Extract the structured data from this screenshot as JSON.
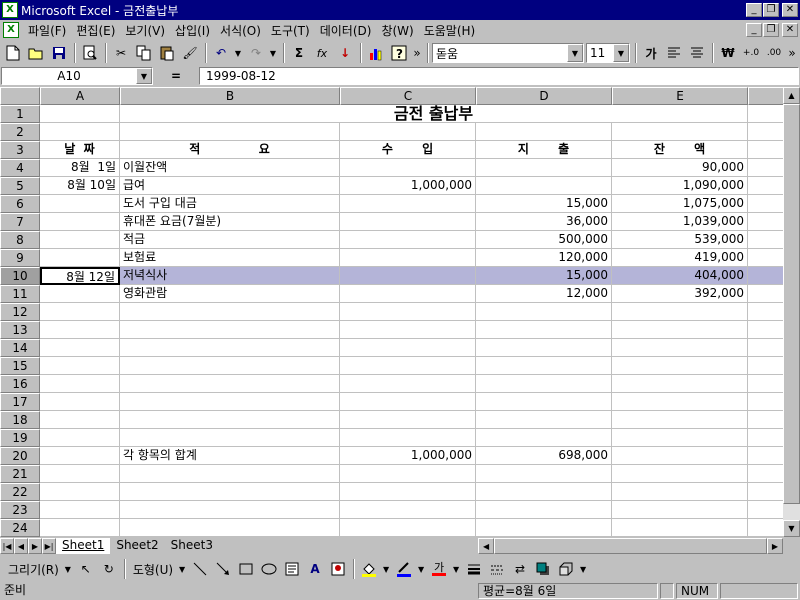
{
  "window": {
    "title": "Microsoft Excel - 금전출납부",
    "app_icon": "excel-icon"
  },
  "menu": {
    "items": [
      "파일(F)",
      "편집(E)",
      "보기(V)",
      "삽입(I)",
      "서식(O)",
      "도구(T)",
      "데이터(D)",
      "창(W)",
      "도움말(H)"
    ]
  },
  "toolbar": {
    "font_name": "돋움",
    "font_size": "11",
    "sum_label": "Σ",
    "fx_label": "fx",
    "sort_label": "↓",
    "bold_label": "가",
    "more_label": "»",
    "currency_label": "₩",
    "inc_decimal_label": "+.0",
    "dec_decimal_label": ".00"
  },
  "formula_bar": {
    "name_box": "A10",
    "eq": "=",
    "value": "1999-08-12"
  },
  "columns": [
    {
      "label": "A"
    },
    {
      "label": "B"
    },
    {
      "label": "C"
    },
    {
      "label": "D"
    },
    {
      "label": "E"
    },
    {
      "label": ""
    }
  ],
  "rows": [
    {
      "n": "1",
      "cells": [
        "",
        "금전 출납부",
        "",
        "",
        "",
        ""
      ]
    },
    {
      "n": "2",
      "cells": [
        "",
        "",
        "",
        "",
        "",
        ""
      ]
    },
    {
      "n": "3",
      "cells": [
        "날  짜",
        "적              요",
        "수       입",
        "지       출",
        "잔       액",
        ""
      ]
    },
    {
      "n": "4",
      "cells": [
        "8월  1일",
        "이월잔액",
        "",
        "",
        "90,000",
        ""
      ]
    },
    {
      "n": "5",
      "cells": [
        "8월 10일",
        "급여",
        "1,000,000",
        "",
        "1,090,000",
        ""
      ]
    },
    {
      "n": "6",
      "cells": [
        "",
        "도서 구입 대금",
        "",
        "15,000",
        "1,075,000",
        ""
      ]
    },
    {
      "n": "7",
      "cells": [
        "",
        "휴대폰 요금(7월분)",
        "",
        "36,000",
        "1,039,000",
        ""
      ]
    },
    {
      "n": "8",
      "cells": [
        "",
        "적금",
        "",
        "500,000",
        "539,000",
        ""
      ]
    },
    {
      "n": "9",
      "cells": [
        "",
        "보험료",
        "",
        "120,000",
        "419,000",
        ""
      ]
    },
    {
      "n": "10",
      "cells": [
        "8월 12일",
        "저녁식사",
        "",
        "15,000",
        "404,000",
        ""
      ]
    },
    {
      "n": "11",
      "cells": [
        "",
        "영화관람",
        "",
        "12,000",
        "392,000",
        ""
      ]
    },
    {
      "n": "12",
      "cells": [
        "",
        "",
        "",
        "",
        "",
        ""
      ]
    },
    {
      "n": "13",
      "cells": [
        "",
        "",
        "",
        "",
        "",
        ""
      ]
    },
    {
      "n": "14",
      "cells": [
        "",
        "",
        "",
        "",
        "",
        ""
      ]
    },
    {
      "n": "15",
      "cells": [
        "",
        "",
        "",
        "",
        "",
        ""
      ]
    },
    {
      "n": "16",
      "cells": [
        "",
        "",
        "",
        "",
        "",
        ""
      ]
    },
    {
      "n": "17",
      "cells": [
        "",
        "",
        "",
        "",
        "",
        ""
      ]
    },
    {
      "n": "18",
      "cells": [
        "",
        "",
        "",
        "",
        "",
        ""
      ]
    },
    {
      "n": "19",
      "cells": [
        "",
        "",
        "",
        "",
        "",
        ""
      ]
    },
    {
      "n": "20",
      "cells": [
        "",
        "각 항목의 합계",
        "1,000,000",
        "698,000",
        "",
        ""
      ]
    },
    {
      "n": "21",
      "cells": [
        "",
        "",
        "",
        "",
        "",
        ""
      ]
    },
    {
      "n": "22",
      "cells": [
        "",
        "",
        "",
        "",
        "",
        ""
      ]
    },
    {
      "n": "23",
      "cells": [
        "",
        "",
        "",
        "",
        "",
        ""
      ]
    },
    {
      "n": "24",
      "cells": [
        "",
        "",
        "",
        "",
        "",
        ""
      ]
    }
  ],
  "selected_row": "10",
  "sheet_tabs": [
    "Sheet1",
    "Sheet2",
    "Sheet3"
  ],
  "active_tab": "Sheet1",
  "drawing_toolbar": {
    "draw_label": "그리기(R)",
    "autoshape_label": "도형(U)",
    "font_color_label": "가"
  },
  "status": {
    "ready": "준비",
    "average": "평균=8월 6일",
    "num": "NUM"
  },
  "colors": {
    "title_bar": "#000080",
    "selection": "#b4b4d8",
    "chrome": "#c0c0c0"
  }
}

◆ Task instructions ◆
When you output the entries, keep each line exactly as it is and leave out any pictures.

◆ Response area ◆
Extract the structured data from this screenshot as JSON.
{
  "window": {
    "title": "Microsoft Excel - 금전출납부",
    "app_icon": "excel-icon"
  },
  "menu": {
    "items": [
      "파일(F)",
      "편집(E)",
      "보기(V)",
      "삽입(I)",
      "서식(O)",
      "도구(T)",
      "데이터(D)",
      "창(W)",
      "도움말(H)"
    ]
  },
  "toolbar": {
    "font_name": "돋움",
    "font_size": "11",
    "sum_label": "Σ",
    "fx_label": "fx",
    "sort_label": "↓",
    "bold_label": "가",
    "more_label": "»",
    "currency_label": "₩",
    "inc_decimal_label": "+.0",
    "dec_decimal_label": ".00"
  },
  "formula_bar": {
    "name_box": "A10",
    "eq": "=",
    "value": "1999-08-12"
  },
  "columns": [
    {
      "label": "A"
    },
    {
      "label": "B"
    },
    {
      "label": "C"
    },
    {
      "label": "D"
    },
    {
      "label": "E"
    },
    {
      "label": ""
    }
  ],
  "rows": [
    {
      "n": "1",
      "cells": [
        "",
        "금전 출납부",
        "",
        "",
        "",
        ""
      ]
    },
    {
      "n": "2",
      "cells": [
        "",
        "",
        "",
        "",
        "",
        ""
      ]
    },
    {
      "n": "3",
      "cells": [
        "날  짜",
        "적              요",
        "수       입",
        "지       출",
        "잔       액",
        ""
      ]
    },
    {
      "n": "4",
      "cells": [
        "8월  1일",
        "이월잔액",
        "",
        "",
        "90,000",
        ""
      ]
    },
    {
      "n": "5",
      "cells": [
        "8월 10일",
        "급여",
        "1,000,000",
        "",
        "1,090,000",
        ""
      ]
    },
    {
      "n": "6",
      "cells": [
        "",
        "도서 구입 대금",
        "",
        "15,000",
        "1,075,000",
        ""
      ]
    },
    {
      "n": "7",
      "cells": [
        "",
        "휴대폰 요금(7월분)",
        "",
        "36,000",
        "1,039,000",
        ""
      ]
    },
    {
      "n": "8",
      "cells": [
        "",
        "적금",
        "",
        "500,000",
        "539,000",
        ""
      ]
    },
    {
      "n": "9",
      "cells": [
        "",
        "보험료",
        "",
        "120,000",
        "419,000",
        ""
      ]
    },
    {
      "n": "10",
      "cells": [
        "8월 12일",
        "저녁식사",
        "",
        "15,000",
        "404,000",
        ""
      ]
    },
    {
      "n": "11",
      "cells": [
        "",
        "영화관람",
        "",
        "12,000",
        "392,000",
        ""
      ]
    },
    {
      "n": "12",
      "cells": [
        "",
        "",
        "",
        "",
        "",
        ""
      ]
    },
    {
      "n": "13",
      "cells": [
        "",
        "",
        "",
        "",
        "",
        ""
      ]
    },
    {
      "n": "14",
      "cells": [
        "",
        "",
        "",
        "",
        "",
        ""
      ]
    },
    {
      "n": "15",
      "cells": [
        "",
        "",
        "",
        "",
        "",
        ""
      ]
    },
    {
      "n": "16",
      "cells": [
        "",
        "",
        "",
        "",
        "",
        ""
      ]
    },
    {
      "n": "17",
      "cells": [
        "",
        "",
        "",
        "",
        "",
        ""
      ]
    },
    {
      "n": "18",
      "cells": [
        "",
        "",
        "",
        "",
        "",
        ""
      ]
    },
    {
      "n": "19",
      "cells": [
        "",
        "",
        "",
        "",
        "",
        ""
      ]
    },
    {
      "n": "20",
      "cells": [
        "",
        "각 항목의 합계",
        "1,000,000",
        "698,000",
        "",
        ""
      ]
    },
    {
      "n": "21",
      "cells": [
        "",
        "",
        "",
        "",
        "",
        ""
      ]
    },
    {
      "n": "22",
      "cells": [
        "",
        "",
        "",
        "",
        "",
        ""
      ]
    },
    {
      "n": "23",
      "cells": [
        "",
        "",
        "",
        "",
        "",
        ""
      ]
    },
    {
      "n": "24",
      "cells": [
        "",
        "",
        "",
        "",
        "",
        ""
      ]
    }
  ],
  "selected_row": "10",
  "sheet_tabs": [
    "Sheet1",
    "Sheet2",
    "Sheet3"
  ],
  "active_tab": "Sheet1",
  "drawing_toolbar": {
    "draw_label": "그리기(R)",
    "autoshape_label": "도형(U)",
    "font_color_label": "가"
  },
  "status": {
    "ready": "준비",
    "average": "평균=8월 6일",
    "num": "NUM"
  },
  "colors": {
    "title_bar": "#000080",
    "selection": "#b4b4d8",
    "chrome": "#c0c0c0"
  }
}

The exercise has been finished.